Invoking a Web Service via Email — The UltraESB supports polling both POP3 and IMAP email boxes, according to a schedule specified as a repeating delay, or as a fully customizable CRON expression. In this example, we will poll a Gmail account "firstname.lastname@example.org" every 10 seconds and forward any messages found to the SimpleStockQuoteService hosted using the test ToolBox.
Advanced level samples should/can be followed by the users who have a good understanding of what UltraESB is and the domain of ESB in general. These samples most of the time describes advance technology/features and it might use more than one aspect of the UltraESB.
HTTP Basic, Digest, NTLM and AWS S3 Authentication — The HTTP protocol supports transport level request authentication, and the most common schemes are: Basic Authentication and the more secure Digest Authentication scheme and NTLM authentication. With large scale use of the Amazon S3 infrastructure, the AWS S3 authentication over REST is also being used in many systems connecting with the Amazon S3 infrastructure. This article explains these authentication schemes, and describes how Proxy services deployed on the UltraESB could use Basic or Digest authentication to secure backend services, and also shows how Basic, Digest, NTLM or AWS S3 secured services can be accessed through the UltraESB - by allowing the ESB to perform transparent authentication on behalf of the clients. Each of these schemes maybe used over HTTPS as well.

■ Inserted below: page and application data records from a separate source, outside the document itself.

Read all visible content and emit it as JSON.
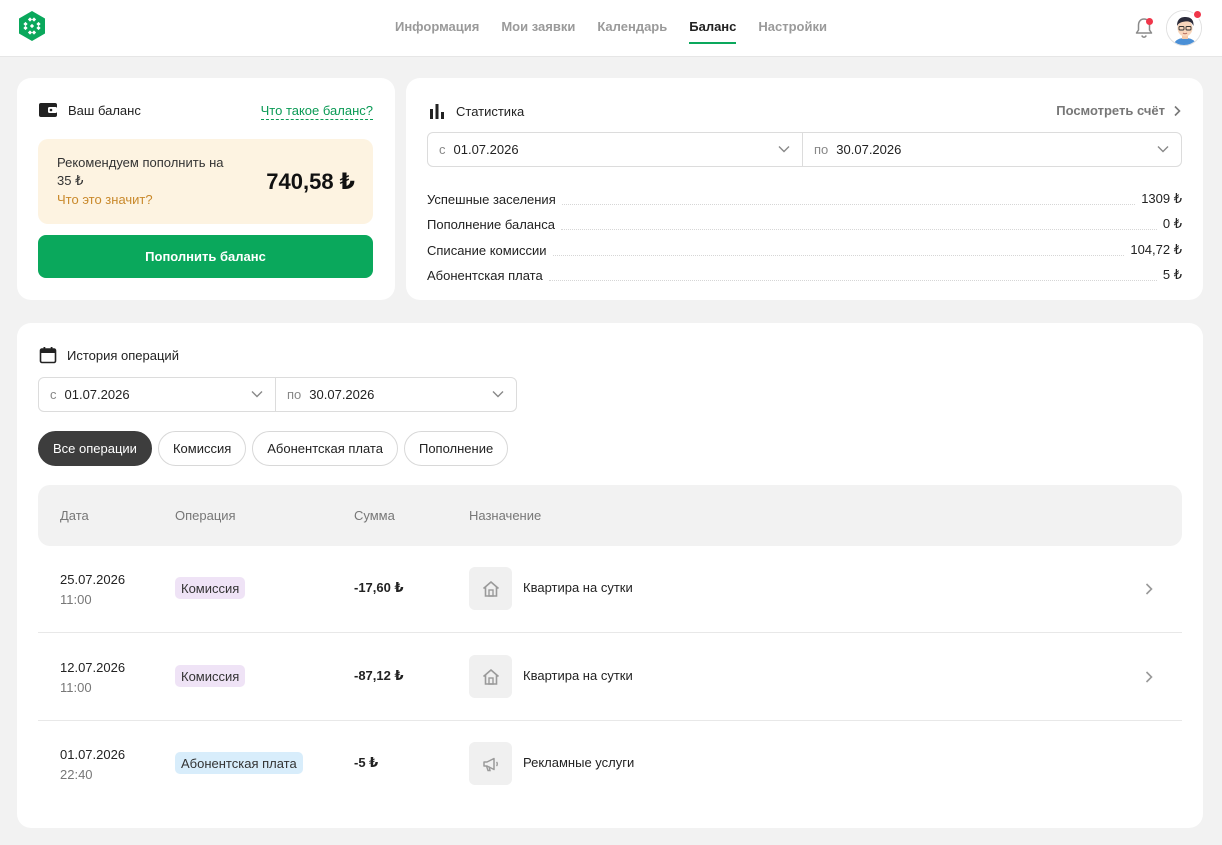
{
  "nav": {
    "items": [
      {
        "label": "Информация",
        "active": false
      },
      {
        "label": "Мои заявки",
        "active": false
      },
      {
        "label": "Календарь",
        "active": false
      },
      {
        "label": "Баланс",
        "active": true
      },
      {
        "label": "Настройки",
        "active": false
      }
    ]
  },
  "colors": {
    "accent": "#0aa85c",
    "notification": "#f0364a",
    "warning_bg": "#fdf3e1",
    "warning_link": "#c9892b"
  },
  "balance": {
    "title": "Ваш баланс",
    "what_is_link": "Что такое баланс?",
    "recommend_text": "Рекомендуем пополнить на 35 ₺",
    "recommend_link": "Что это значит?",
    "amount": "740,58 ₺",
    "topup_button": "Пополнить баланс"
  },
  "stats": {
    "title": "Статистика",
    "see_bill": "Посмотреть счёт",
    "from_prefix": "с",
    "from_value": "01.07.2026",
    "to_prefix": "по",
    "to_value": "30.07.2026",
    "rows": [
      {
        "label": "Успешные заселения",
        "value": "1309 ₺"
      },
      {
        "label": "Пополнение баланса",
        "value": "0 ₺"
      },
      {
        "label": "Списание комиссии",
        "value": "104,72 ₺"
      },
      {
        "label": "Абонентская плата",
        "value": "5 ₺"
      }
    ]
  },
  "history": {
    "title": "История операций",
    "from_prefix": "с",
    "from_value": "01.07.2026",
    "to_prefix": "по",
    "to_value": "30.07.2026",
    "filters": [
      {
        "label": "Все операции",
        "active": true
      },
      {
        "label": "Комиссия",
        "active": false
      },
      {
        "label": "Абонентская плата",
        "active": false
      },
      {
        "label": "Пополнение",
        "active": false
      }
    ],
    "columns": {
      "date": "Дата",
      "operation": "Операция",
      "sum": "Сумма",
      "purpose": "Назначение"
    },
    "rows": [
      {
        "date": "25.07.2026",
        "time": "11:00",
        "operation": "Комиссия",
        "sum": "-17,60 ₺",
        "purpose": "Квартира на сутки",
        "icon": "house-icon"
      },
      {
        "date": "12.07.2026",
        "time": "11:00",
        "operation": "Комиссия",
        "sum": "-87,12 ₺",
        "purpose": "Квартира на сутки",
        "icon": "house-icon"
      },
      {
        "date": "01.07.2026",
        "time": "22:40",
        "operation": "Абонентская плата",
        "sum": "-5 ₺",
        "purpose": "Рекламные услуги",
        "icon": "megaphone-icon"
      }
    ]
  }
}
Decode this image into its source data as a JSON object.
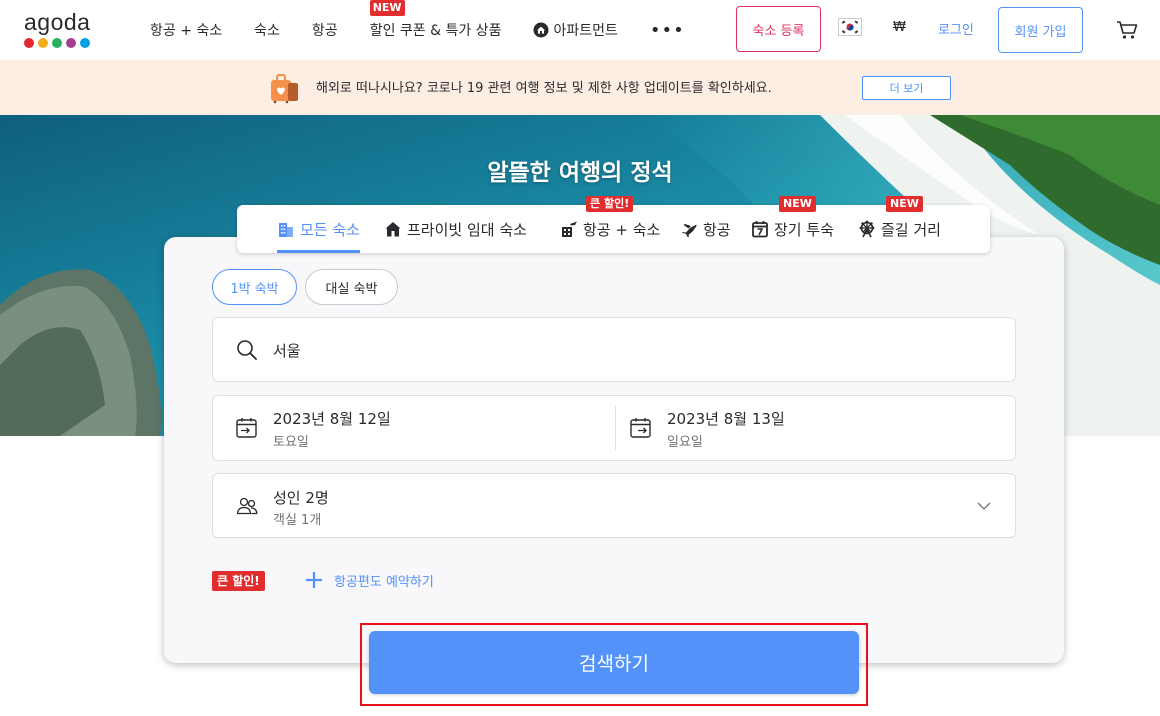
{
  "header": {
    "logo_text": "agoda",
    "logo_colors": [
      "#e2282c",
      "#f4ae1d",
      "#2ab15d",
      "#a53d8f",
      "#00a0e1"
    ],
    "nav": [
      {
        "label": "항공 + 숙소",
        "badge": ""
      },
      {
        "label": "숙소",
        "badge": ""
      },
      {
        "label": "항공",
        "badge": ""
      },
      {
        "label": "할인 쿠폰 & 특가 상품",
        "badge": "NEW"
      },
      {
        "label": "아파트먼트",
        "badge": ""
      }
    ],
    "more_label": "•••",
    "list_property": "숙소 등록",
    "currency": "₩",
    "login": "로그인",
    "signup": "회원 가입"
  },
  "notice": {
    "text": "해외로 떠나시나요? 코로나 19 관련 여행 정보 및 제한 사항 업데이트를 확인하세요.",
    "button": "더 보기"
  },
  "hero": {
    "title": "알뜰한 여행의 정석"
  },
  "tabs": [
    {
      "label": "모든 숙소",
      "badge": "",
      "active": true
    },
    {
      "label": "프라이빗 임대 숙소",
      "badge": "",
      "active": false
    },
    {
      "label": "항공 + 숙소",
      "badge": "큰 할인!",
      "active": false
    },
    {
      "label": "항공",
      "badge": "",
      "active": false
    },
    {
      "label": "장기 투숙",
      "badge": "NEW",
      "active": false
    },
    {
      "label": "즐길 거리",
      "badge": "NEW",
      "active": false
    }
  ],
  "stay_type": {
    "overnight": "1박 숙박",
    "dayuse": "대실 숙박"
  },
  "search": {
    "destination": "서울",
    "checkin_date": "2023년 8월 12일",
    "checkin_day": "토요일",
    "checkout_date": "2023년 8월 13일",
    "checkout_day": "일요일",
    "guests": "성인 2명",
    "rooms": "객실 1개"
  },
  "promo": {
    "badge": "큰 할인!",
    "add_flight": "항공편도 예약하기"
  },
  "search_button": "검색하기",
  "colors": {
    "brand_blue": "#5392f9",
    "accent_red": "#e12d2d",
    "highlight_red": "#e8111a",
    "list_property_pink": "#e0335e",
    "notice_bg": "#fdeee4"
  }
}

WS-Security Gateway — I want the UltraESB to act as a high performance WS-Security gateway, providing a secure interface to the clients for non secure services, and a non secure plain interface to the secure service allowing a plain client to access the secure services. The UltraESB should be able to either add or verify and remove security as signed and/or encrypted messages with time-stamp validation.
Database look-ups and XQuery Transformations — I want to look-up values from a database and enrich the message coming in with an XQuery transformation, to respond back to the client. I also want to use the ETag and process the messages as per the ETag of the in coming messages.
Building an interactive application using WebSocket — I want to build an interactive application where a set of instructions will be executed based on the inputs received from the WebSocket clients.
Reverse Proxy or Web Proxy — I have some random content, (could be a web site or anything that can be transferred on the network) and I want the ESB to act as a reverse proxy and possibly mediate the requests/response with any scripting language. Any response going with HTTP "Location" headers from the back end server needs to be switched to ESB, so that all traffic to the back end goes through the ESB. In other words I want my ESB to act as a web proxy for my web site.
Advanced level samples should/can be followed by the users who have a through understanding of what UltraESB is and the domain of ESB in general. These samples might go to a great depth of certain features/technologies while using more than one aspect of the UltraESB.
Building a web chat application using WebSocket — I want to build a chat application where websocket clients which belongs to certain chat rooms can communicate with each other.
Transactional ESB use cases made simple with the UltraESB — Demonstrates the ease of handling both JTA and non-JTA (i.e. local) transactions - or both at the same time, with the UltraESB. In addition to the ease of use, the power to suspend and resume transactions by different threads, or to operate with multiple transactions within a message flow allows any requirement to be met much more easily.
Transactions spanning multiple resources - an Example with JMS, JDBC and File systems with JTA — Shows JMS transactional read and JDBC transactional updates using JTA XA transactions. Further, transactions performing updates to the file system and rollback are described.